# [WHAT YOU NEED TO DO]
Whenever a line below mentions the word "month", that line should be copied.

# [GIVEN RECORDS]
+--
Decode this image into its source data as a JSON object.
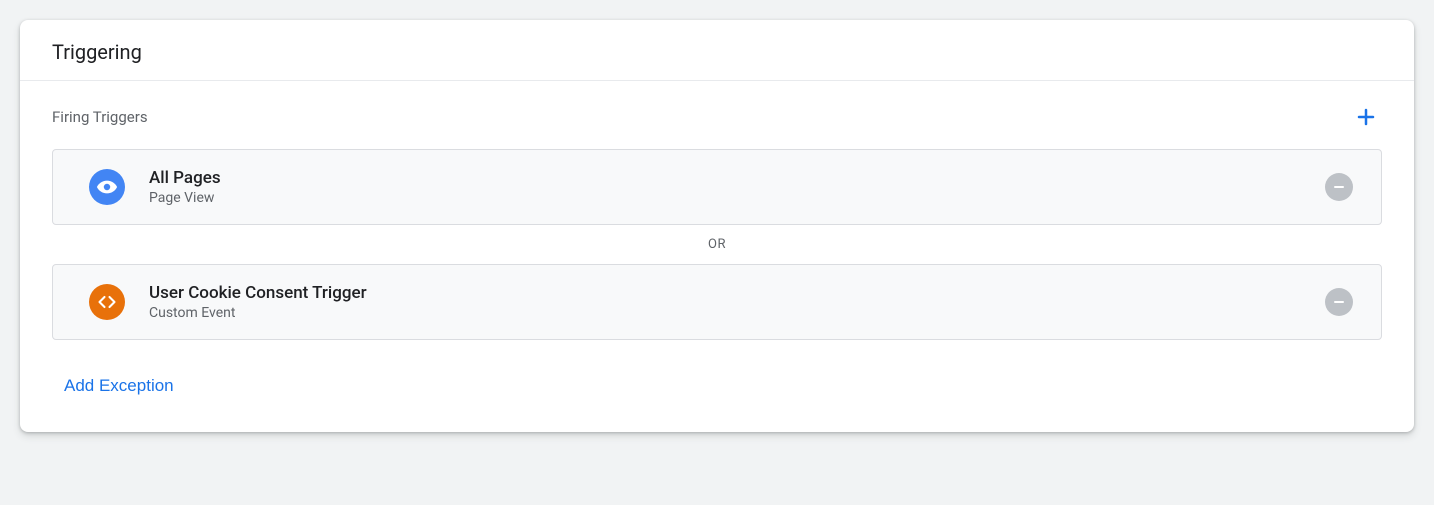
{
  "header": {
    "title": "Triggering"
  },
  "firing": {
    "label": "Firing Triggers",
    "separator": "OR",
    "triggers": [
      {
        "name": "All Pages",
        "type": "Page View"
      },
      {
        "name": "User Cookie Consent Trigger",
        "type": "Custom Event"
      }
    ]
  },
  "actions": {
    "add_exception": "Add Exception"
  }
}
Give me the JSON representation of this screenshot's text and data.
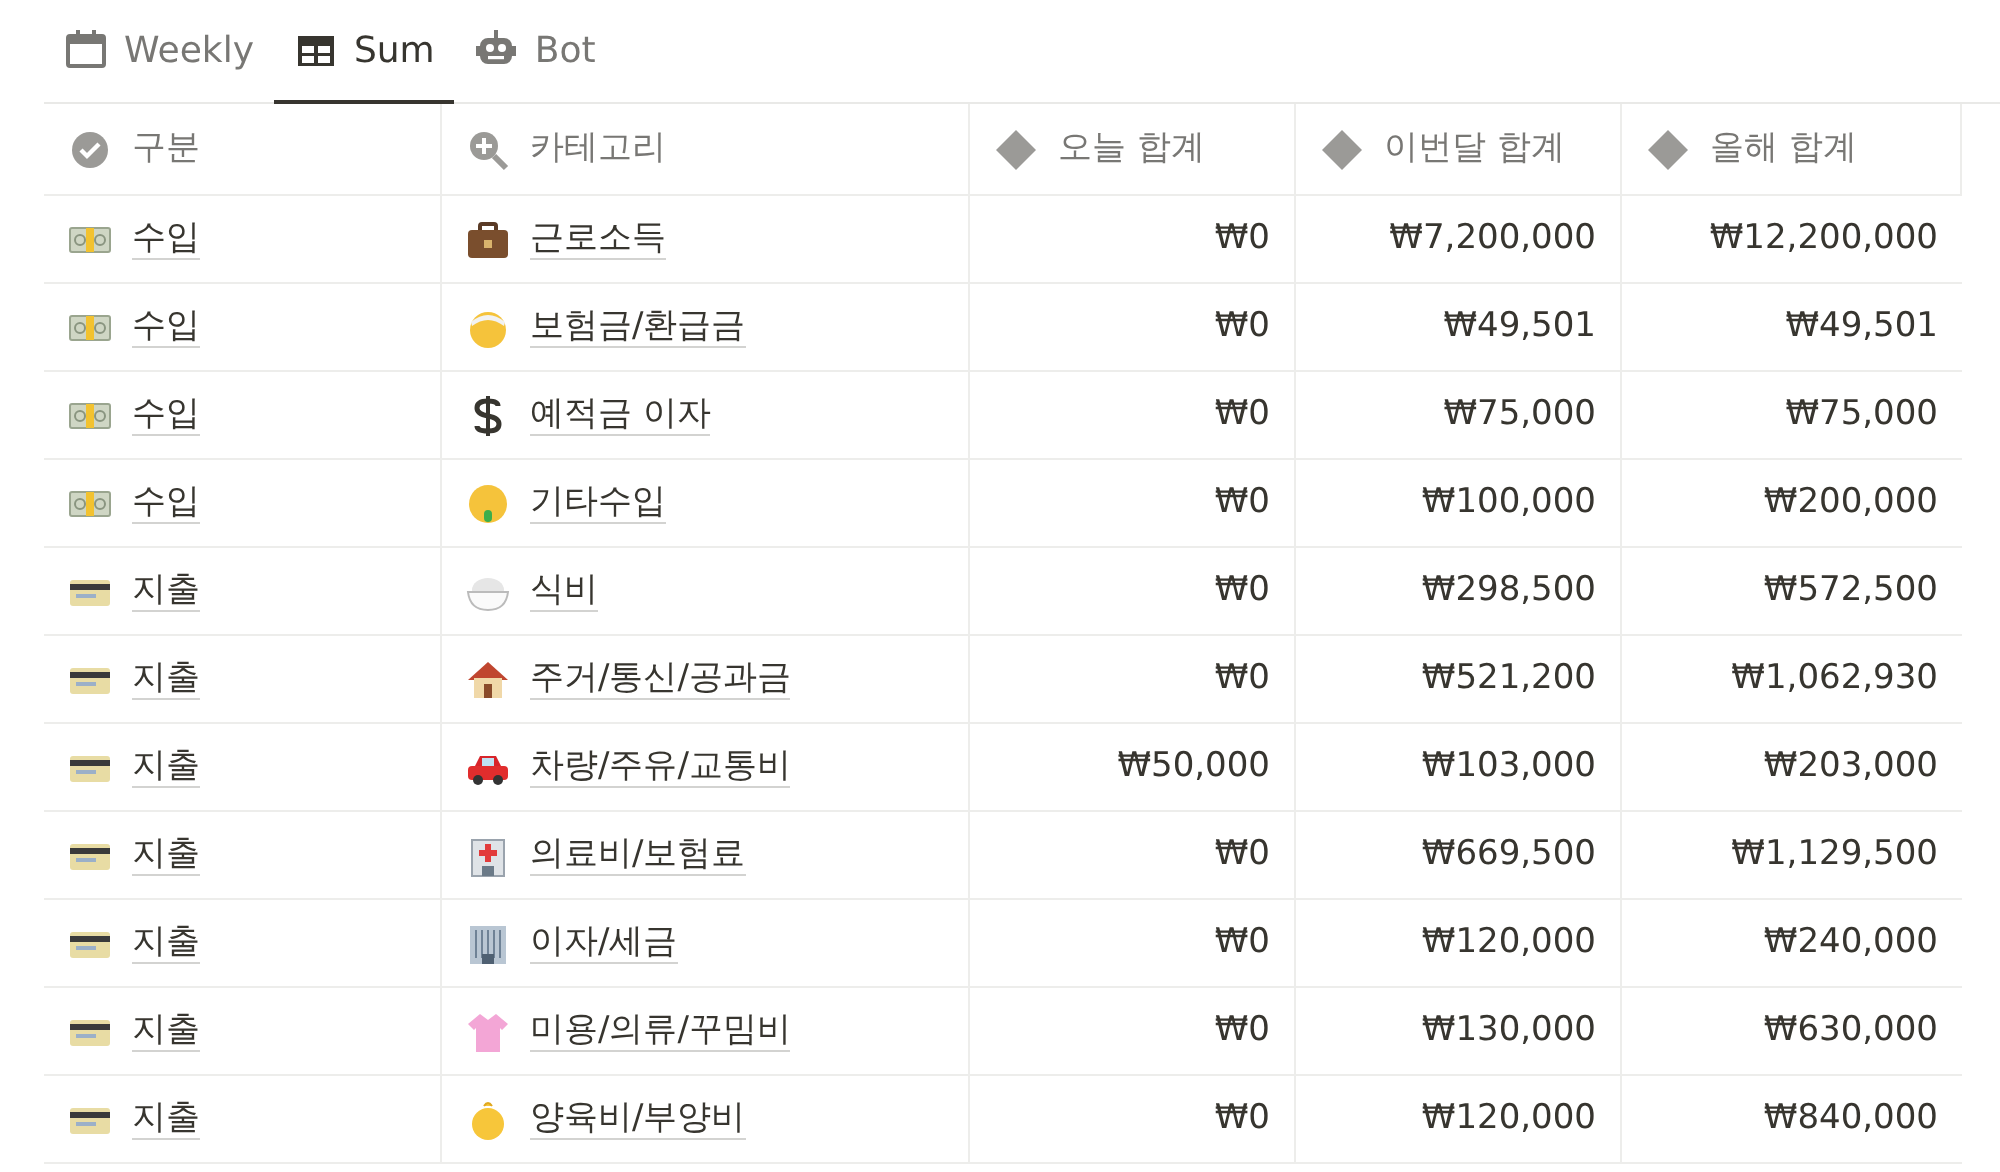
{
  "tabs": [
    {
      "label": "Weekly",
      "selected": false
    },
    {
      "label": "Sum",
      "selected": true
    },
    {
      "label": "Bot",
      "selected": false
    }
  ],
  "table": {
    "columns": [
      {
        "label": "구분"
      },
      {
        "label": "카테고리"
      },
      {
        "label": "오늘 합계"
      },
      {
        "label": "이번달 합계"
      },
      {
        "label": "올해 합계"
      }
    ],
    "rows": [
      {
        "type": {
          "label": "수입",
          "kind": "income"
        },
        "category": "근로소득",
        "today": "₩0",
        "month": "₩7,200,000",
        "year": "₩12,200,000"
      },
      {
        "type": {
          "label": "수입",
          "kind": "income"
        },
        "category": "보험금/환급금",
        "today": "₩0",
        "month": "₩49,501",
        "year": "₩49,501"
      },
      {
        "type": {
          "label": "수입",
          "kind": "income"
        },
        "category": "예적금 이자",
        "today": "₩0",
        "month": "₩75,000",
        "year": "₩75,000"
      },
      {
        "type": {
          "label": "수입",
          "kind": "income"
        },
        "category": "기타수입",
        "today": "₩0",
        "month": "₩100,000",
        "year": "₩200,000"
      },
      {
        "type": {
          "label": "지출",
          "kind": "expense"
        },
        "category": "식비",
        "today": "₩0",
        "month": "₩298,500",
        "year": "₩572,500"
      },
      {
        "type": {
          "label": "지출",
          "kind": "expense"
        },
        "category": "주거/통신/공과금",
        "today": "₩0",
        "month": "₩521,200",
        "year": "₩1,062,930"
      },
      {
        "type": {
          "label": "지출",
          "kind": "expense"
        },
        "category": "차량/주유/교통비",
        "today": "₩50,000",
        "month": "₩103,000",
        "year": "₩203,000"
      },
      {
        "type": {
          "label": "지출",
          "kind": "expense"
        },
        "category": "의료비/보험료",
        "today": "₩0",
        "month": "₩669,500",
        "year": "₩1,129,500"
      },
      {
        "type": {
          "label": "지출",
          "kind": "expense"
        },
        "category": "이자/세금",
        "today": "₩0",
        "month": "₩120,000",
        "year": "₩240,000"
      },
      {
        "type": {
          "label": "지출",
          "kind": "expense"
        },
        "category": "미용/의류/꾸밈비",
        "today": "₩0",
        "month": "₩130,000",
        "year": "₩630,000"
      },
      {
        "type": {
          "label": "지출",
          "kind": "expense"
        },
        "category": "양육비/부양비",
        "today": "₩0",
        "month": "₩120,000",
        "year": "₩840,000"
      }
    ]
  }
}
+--
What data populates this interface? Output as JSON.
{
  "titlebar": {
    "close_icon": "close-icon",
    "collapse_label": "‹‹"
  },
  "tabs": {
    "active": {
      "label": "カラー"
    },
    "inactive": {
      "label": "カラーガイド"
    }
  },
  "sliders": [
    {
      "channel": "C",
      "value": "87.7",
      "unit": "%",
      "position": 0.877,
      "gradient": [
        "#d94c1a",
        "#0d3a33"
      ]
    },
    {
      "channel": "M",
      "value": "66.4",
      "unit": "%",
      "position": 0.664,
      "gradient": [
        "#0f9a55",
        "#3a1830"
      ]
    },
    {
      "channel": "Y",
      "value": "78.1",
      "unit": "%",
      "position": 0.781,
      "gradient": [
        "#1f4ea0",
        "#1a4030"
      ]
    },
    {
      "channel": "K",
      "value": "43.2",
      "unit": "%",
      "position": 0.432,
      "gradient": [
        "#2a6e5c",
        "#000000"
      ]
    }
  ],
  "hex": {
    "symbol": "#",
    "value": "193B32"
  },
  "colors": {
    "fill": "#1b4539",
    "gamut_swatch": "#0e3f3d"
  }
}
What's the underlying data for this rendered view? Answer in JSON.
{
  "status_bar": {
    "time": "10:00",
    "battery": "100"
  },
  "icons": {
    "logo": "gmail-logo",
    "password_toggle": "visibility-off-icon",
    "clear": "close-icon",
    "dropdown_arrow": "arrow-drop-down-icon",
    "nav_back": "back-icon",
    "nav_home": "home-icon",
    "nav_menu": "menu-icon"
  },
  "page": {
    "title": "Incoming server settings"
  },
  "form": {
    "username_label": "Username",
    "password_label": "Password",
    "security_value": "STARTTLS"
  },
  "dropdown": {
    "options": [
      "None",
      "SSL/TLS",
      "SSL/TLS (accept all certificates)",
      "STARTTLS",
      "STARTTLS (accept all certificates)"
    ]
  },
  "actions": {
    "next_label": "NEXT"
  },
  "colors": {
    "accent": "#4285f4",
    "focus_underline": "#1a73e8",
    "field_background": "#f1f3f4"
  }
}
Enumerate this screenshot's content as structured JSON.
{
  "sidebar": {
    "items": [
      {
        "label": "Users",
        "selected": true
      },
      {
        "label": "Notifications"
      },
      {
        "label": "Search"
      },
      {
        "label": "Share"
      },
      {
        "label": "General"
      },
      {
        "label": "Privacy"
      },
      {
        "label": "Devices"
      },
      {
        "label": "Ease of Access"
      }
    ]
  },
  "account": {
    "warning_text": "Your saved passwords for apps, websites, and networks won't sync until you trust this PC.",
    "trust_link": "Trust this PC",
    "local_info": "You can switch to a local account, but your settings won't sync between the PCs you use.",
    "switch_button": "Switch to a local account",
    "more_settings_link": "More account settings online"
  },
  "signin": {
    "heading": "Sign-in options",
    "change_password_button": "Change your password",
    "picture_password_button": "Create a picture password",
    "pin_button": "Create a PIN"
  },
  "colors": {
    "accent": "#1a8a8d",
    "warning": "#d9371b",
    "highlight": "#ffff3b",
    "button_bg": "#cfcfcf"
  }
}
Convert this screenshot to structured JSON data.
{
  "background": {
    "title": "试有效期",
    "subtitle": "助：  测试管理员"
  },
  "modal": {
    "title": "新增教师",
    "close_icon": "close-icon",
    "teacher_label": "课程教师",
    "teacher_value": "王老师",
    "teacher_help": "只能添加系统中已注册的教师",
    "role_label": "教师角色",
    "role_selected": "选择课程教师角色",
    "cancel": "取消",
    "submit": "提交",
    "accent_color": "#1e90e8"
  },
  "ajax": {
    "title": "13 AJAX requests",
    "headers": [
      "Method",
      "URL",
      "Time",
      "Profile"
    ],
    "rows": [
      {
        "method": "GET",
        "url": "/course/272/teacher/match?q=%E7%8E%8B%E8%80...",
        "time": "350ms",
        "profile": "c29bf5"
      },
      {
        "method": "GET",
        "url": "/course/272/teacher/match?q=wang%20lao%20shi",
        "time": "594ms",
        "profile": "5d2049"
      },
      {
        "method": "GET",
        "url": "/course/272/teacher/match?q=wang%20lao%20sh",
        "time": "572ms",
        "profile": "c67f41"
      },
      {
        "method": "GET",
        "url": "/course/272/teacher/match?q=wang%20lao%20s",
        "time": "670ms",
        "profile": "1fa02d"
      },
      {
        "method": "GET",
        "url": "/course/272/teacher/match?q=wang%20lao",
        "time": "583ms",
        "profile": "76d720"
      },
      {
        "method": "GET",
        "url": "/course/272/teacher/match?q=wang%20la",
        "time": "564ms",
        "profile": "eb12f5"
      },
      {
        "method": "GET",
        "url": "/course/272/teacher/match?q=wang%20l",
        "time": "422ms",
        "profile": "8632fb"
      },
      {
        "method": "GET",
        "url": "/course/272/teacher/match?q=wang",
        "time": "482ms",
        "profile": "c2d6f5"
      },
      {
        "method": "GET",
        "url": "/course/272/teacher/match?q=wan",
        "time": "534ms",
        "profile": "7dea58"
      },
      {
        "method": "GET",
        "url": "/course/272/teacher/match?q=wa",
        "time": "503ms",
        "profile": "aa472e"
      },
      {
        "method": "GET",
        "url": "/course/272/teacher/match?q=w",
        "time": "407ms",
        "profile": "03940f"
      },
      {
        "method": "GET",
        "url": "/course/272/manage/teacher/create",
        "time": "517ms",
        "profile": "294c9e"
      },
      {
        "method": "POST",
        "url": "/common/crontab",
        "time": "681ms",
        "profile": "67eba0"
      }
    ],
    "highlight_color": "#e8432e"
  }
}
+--
# [TASK SOLUTION]
        "month": "₩7,200,000",
        "month": "₩49,501",
        "month": "₩75,000",
        "month": "₩100,000",
        "month": "₩298,500",
        "month": "₩521,200",
        "month": "₩103,000",
        "month": "₩669,500",
        "month": "₩120,000",
        "month": "₩130,000",
        "month": "₩120,000",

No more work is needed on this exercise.